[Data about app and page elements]
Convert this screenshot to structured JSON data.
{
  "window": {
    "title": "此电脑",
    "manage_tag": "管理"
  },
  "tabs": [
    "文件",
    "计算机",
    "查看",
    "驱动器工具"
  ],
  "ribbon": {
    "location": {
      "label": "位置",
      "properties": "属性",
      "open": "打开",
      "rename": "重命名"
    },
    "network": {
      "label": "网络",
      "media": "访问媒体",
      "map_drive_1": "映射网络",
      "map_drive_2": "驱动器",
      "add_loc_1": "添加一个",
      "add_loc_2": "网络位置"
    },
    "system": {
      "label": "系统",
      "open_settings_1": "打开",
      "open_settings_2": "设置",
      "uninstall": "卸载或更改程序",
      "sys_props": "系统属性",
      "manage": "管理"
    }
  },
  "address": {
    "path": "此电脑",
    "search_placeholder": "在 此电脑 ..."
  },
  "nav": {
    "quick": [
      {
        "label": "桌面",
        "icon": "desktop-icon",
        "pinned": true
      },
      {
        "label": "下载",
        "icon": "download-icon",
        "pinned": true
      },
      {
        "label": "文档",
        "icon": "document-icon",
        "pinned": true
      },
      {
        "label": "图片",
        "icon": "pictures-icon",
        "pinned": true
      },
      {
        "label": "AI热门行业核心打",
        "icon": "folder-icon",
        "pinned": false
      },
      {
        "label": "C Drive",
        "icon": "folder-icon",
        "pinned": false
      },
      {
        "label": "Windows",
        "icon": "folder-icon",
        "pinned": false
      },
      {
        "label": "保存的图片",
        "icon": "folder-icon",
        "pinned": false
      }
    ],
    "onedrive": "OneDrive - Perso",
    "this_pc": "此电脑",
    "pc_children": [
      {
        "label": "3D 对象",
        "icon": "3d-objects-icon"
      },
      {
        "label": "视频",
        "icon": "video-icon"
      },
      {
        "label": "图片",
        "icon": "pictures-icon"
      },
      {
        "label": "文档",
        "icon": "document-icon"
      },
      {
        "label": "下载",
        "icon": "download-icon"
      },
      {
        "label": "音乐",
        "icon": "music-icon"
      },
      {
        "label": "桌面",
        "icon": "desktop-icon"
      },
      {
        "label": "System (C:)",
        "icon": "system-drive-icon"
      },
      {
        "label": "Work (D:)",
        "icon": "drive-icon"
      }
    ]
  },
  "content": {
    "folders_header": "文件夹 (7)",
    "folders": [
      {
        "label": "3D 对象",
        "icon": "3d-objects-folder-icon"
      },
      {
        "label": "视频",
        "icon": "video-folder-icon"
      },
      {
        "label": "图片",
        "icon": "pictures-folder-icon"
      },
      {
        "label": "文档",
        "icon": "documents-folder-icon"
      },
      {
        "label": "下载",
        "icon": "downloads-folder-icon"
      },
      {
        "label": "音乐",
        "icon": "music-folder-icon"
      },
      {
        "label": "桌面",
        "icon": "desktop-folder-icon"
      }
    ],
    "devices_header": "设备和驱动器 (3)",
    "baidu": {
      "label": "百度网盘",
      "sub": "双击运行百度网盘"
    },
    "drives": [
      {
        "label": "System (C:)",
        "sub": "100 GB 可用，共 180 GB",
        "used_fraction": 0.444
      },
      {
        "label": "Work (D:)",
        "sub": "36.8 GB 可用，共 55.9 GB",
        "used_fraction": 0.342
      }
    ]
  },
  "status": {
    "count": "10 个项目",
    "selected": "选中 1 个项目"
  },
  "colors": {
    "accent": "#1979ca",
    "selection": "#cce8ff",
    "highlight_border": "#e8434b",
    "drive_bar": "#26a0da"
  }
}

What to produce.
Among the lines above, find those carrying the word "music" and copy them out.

Exercise answer.
        "icon": "music-icon"
        "icon": "music-folder-icon"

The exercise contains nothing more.